Choosing the Right Business Structure: S-Corps, C-Corps and LLCs 

When starting a business, one of the most important decisions entrepreneurs need to make is choosing the right legal structure. The choice between S corporations (S-corps), C corporations (C-corps), and Limited Liability Companies (LLCs) can have major implications for taxation, investments, corporate governance, and the overall trajectory of the business.  

At the New Jersey Innovation Institute, we’re committed to helping businesses in our state grow and thrive. NJII is proud to be a mentorship partner for the NJEDA’s New Jersey Innovation Fellows program. Applications for the next cohort are now open! If selected to join the program, entrepreneur fellows will have to determine the right business structure for their idea. Read on to learn more about the key characteristics, advantages, and challenges which may determine the best option for a business or startup. 

C Corporations (C-corps) 

C-corps are separate legal entities that provide limited liability protection for owners, shielding their personal assets from business debts and legal issues. Some key benefits of the C-corp structure include: 

  • Ability to have an unlimited number of shareholders, enabling significant capital raising through stock issuance. 
  • Perpetual existence that extends beyond the lives of individual shareholders.  
  • Well-established legal framework that can instill confidence in investors and lenders. 

However, C-corps also face some notable challenges, including: 

  • Double taxation, where profits are taxed at both the corporate level and again when distributed to shareholders as dividends. The current corporate tax rate is 21% but proposed to increase to 28%. 
  • Higher regulatory and compliance requirements, including the need for a board of directors, articles of incorporation, and other formalities. This can increase legal and operational costs. 
  • Significant administrative obligations related to taxes and reporting. 

S Corporations (S-corps) 

S-corps provide a way for businesses to avoid the double taxation of C-corps while still maintaining many of the benefits of a traditional corporate structure. Key characteristics include: 

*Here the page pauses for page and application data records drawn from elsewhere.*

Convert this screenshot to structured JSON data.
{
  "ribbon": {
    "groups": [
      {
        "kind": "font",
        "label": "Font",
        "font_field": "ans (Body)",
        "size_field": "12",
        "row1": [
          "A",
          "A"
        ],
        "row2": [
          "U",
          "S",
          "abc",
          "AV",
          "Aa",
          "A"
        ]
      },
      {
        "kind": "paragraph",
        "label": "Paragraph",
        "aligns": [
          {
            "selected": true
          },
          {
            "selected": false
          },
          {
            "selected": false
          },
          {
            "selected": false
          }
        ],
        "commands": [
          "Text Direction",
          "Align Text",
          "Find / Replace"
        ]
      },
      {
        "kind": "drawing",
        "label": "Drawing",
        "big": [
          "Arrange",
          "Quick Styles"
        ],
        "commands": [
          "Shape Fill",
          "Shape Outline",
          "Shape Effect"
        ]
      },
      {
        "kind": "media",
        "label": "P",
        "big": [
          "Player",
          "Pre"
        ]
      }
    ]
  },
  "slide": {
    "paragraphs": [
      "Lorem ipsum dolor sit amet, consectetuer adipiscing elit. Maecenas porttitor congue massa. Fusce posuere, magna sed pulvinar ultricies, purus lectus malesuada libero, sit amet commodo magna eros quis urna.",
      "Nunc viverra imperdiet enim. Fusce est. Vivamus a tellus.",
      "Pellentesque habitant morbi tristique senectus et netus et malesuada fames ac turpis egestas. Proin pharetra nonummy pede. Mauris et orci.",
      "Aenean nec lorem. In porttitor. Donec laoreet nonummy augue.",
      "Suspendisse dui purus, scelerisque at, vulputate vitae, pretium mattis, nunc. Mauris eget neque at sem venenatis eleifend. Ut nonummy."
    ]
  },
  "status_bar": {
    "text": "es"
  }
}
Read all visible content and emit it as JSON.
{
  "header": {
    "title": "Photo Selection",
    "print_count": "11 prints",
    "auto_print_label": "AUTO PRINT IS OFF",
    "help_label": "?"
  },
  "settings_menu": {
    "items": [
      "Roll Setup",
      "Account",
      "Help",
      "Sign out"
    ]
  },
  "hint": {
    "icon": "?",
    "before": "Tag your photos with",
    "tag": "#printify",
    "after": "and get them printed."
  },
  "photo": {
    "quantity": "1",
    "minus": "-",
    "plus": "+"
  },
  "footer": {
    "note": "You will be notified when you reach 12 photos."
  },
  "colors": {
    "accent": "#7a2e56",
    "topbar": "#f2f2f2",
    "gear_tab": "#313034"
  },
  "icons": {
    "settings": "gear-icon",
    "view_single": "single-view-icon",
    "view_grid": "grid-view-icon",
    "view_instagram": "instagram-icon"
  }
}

  • Pass-through taxation, where business income and losses flow directly to shareholders’ personal tax returns.  
  • Limits on the number (100) and type of shareholders (individuals, certain trusts and estates, and some tax-exempt organizations). 
  • Required adherence to more stringent corporate governance practices like holding regular meetings and maintaining detailed records. 

Some potential drawbacks of S-corps are: 

  • Strict operational and eligibility requirements that can invite increased IRS scrutiny and risk the termination of S-corp status if violated. 
  • Limitations on allocating profits and losses among shareholders, requiring distributions proportionate to ownership stakes. This can reduce flexibility compared to LLCs. 
  • Administrative and financial burdens associated with incorporation and maintenance, including special tax filings, that may strain very small or lean operations. 

Limited Liability Companies (LLCs) 

LLCs have become an increasingly popular choice for small businesses due to their flexibility and simplicity. Notable features and benefits include: 

  • Pass-through taxation is similar to S-corps. 
  • Fewer corporate formalities and governance requirements. 
  • Flexibility for members to structure financial contributions and profit-sharing arrangements. 

LLC downsides to keep in mind: 

  • Potential for dissolution if a member departs, unlike the continuous existence of corporations. 
  • Requirement for members to pay self-employment taxes on profits. 
  • Less extensive legal precedent to rely on compared to more established corporate forms. 

Which Structure is Right for Your Business? 

Ultimately, the choice between an S-corp, C-corp and LLC depends on your unique business needs and goals. C-corps can be a good fit for businesses aiming to scale quickly and attract major investment capital. S-corps offer a nice balance of tax efficiency and formal structure. 

Meanwhile, LLCs work well for those prioritizing flexibility and simplicity. Startups and small businesses often start out as LLCs before converting to a corporate structure as they grow. Some key factors to consider:  

  • Growth objectives and investment needs  
  • Desired level of operational flexibility 
  • Anticipated legal risks and liabilities 
  • Tax optimization priorities  
  • Administrative capabilities and resources 

You can check out our entrepreneurship webpage and reach out to learn more about our programs and resources for entrepreneurs and innovators.